- WHAT IS REQUIRED -
The full set of entries below is to be returned unchanged.

[Data records for software interfaces]
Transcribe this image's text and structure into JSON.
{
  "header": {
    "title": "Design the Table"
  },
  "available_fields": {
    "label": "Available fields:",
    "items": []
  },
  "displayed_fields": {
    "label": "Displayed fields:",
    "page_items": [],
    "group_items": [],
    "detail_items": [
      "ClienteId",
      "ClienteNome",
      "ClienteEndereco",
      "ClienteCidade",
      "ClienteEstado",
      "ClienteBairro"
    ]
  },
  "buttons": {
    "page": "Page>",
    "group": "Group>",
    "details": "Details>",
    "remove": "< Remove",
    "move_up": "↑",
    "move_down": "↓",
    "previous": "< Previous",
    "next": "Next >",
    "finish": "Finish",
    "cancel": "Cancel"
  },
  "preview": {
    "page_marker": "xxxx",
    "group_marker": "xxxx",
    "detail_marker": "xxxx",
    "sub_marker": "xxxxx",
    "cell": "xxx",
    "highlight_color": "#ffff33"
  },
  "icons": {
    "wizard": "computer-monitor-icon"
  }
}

- EXPECTED ANSWER -
Transcribe this image's text and structure into JSON.
{
  "header": {
    "title": "Design the Table"
  },
  "available_fields": {
    "label": "Available fields:",
    "items": []
  },
  "displayed_fields": {
    "label": "Displayed fields:",
    "page_items": [],
    "group_items": [],
    "detail_items": [
      "ClienteId",
      "ClienteNome",
      "ClienteEndereco",
      "ClienteCidade",
      "ClienteEstado",
      "ClienteBairro"
    ]
  },
  "buttons": {
    "page": "Page>",
    "group": "Group>",
    "details": "Details>",
    "remove": "< Remove",
    "move_up": "↑",
    "move_down": "↓",
    "previous": "< Previous",
    "next": "Next >",
    "finish": "Finish",
    "cancel": "Cancel"
  },
  "preview": {
    "page_marker": "xxxx",
    "group_marker": "xxxx",
    "detail_marker": "xxxx",
    "sub_marker": "xxxxx",
    "cell": "xxx",
    "highlight_color": "#ffff33"
  },
  "icons": {
    "wizard": "computer-monitor-icon"
  }
}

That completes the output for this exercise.